6. Locate any exhaust fans, there might be none, several. The fans should have a ridged or flexable round duct running from the fan to an exhaust point that puts the exhausted air outside and never inside the attic. Utilize the all purpose caulk or the foam spray to seal the fan body on the ceiling. Make use of the caulk to seal the holes within the fan body. Be sure the duct is exhausting for an eve vent or perhaps a roof peak vent. Make use of the metal flashing and the foam spray to seal the exhaust duct towards the eve or roof vent. Secure the duct with wire or plastic ties to make sure that the duct will not fall down with time. An exhaust fan includes a one way flapper valve inside the exhaust fan body just before it attaches for the duct. Because of the chance, inspect the flapper valve and be sure lint, dust, hair, moisture and gunk has not left the valve stuck open or glued shut. The flapper valve is a back flow restrictor, keeping cold or warm air from coming back down the duct into your house. Tip- Now might be a good time to replaced older noisy exhaust fans. I suggest an exhaust fan rated at 100 cfm (cubic feet per minute ) or more and on the quiet side.
7. Now take the can of spray foam and apply foam to each hole where an electric powered wire, T.V. wire, or telephone wire enters or leaves the attic. Perform the same for that plumbing pipes. There must be vent pipes running up through the attic floor and out your roof. Foam where the pipe comes with the attic floor. Do not foam where the pipe goes over the top.

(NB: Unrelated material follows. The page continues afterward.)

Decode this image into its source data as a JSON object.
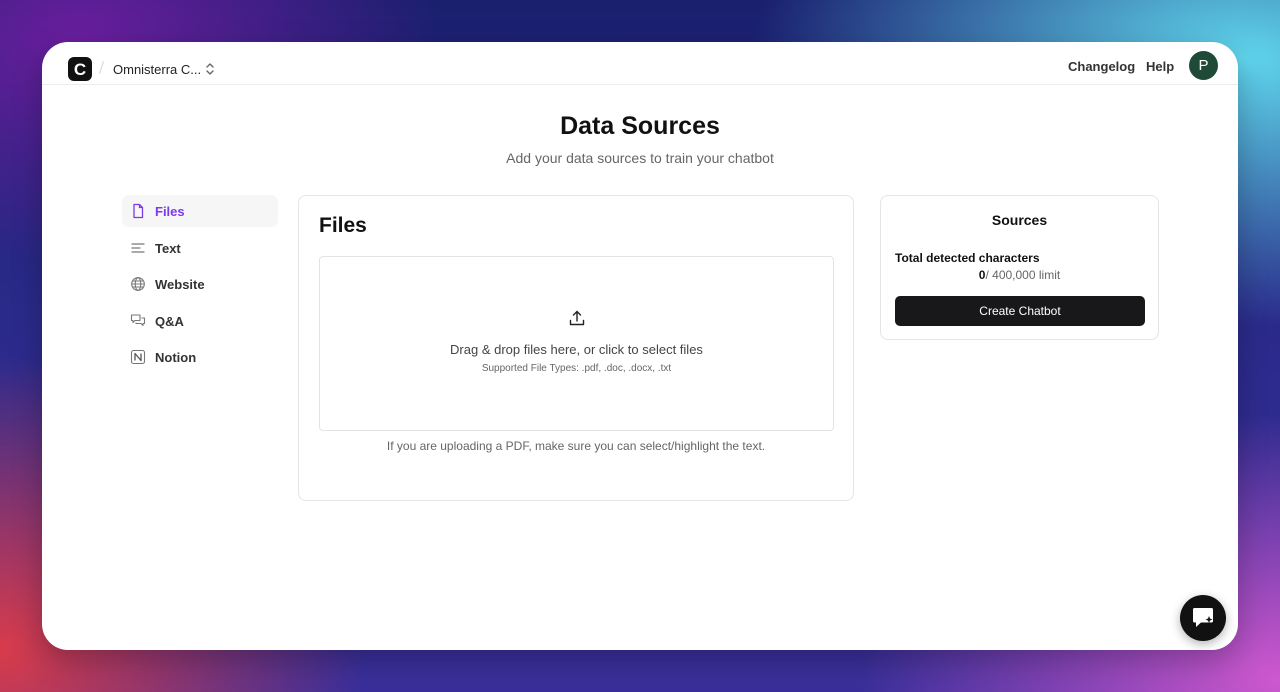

8. Some homes, both older homes and newer, may have open framing spaces running from the attic floor down towards the floor below. These are generally spaces that be a consequence of unneeded space at the conclusion of bathtubs or closets. They maybe caused by irregular framing like a triangle formed where a closet meets a hallway that fits a bedroom door. These open chases kkwzjo to be sealed with more than just insulation. Take some cardboard, make the grade to fit over the opening, lay a bead of all the purpose caulk round the lip from the opening, lay the cardboard on top the the caulk and screw down with all the sheet metal screws. You now simply insulate within the cardboard.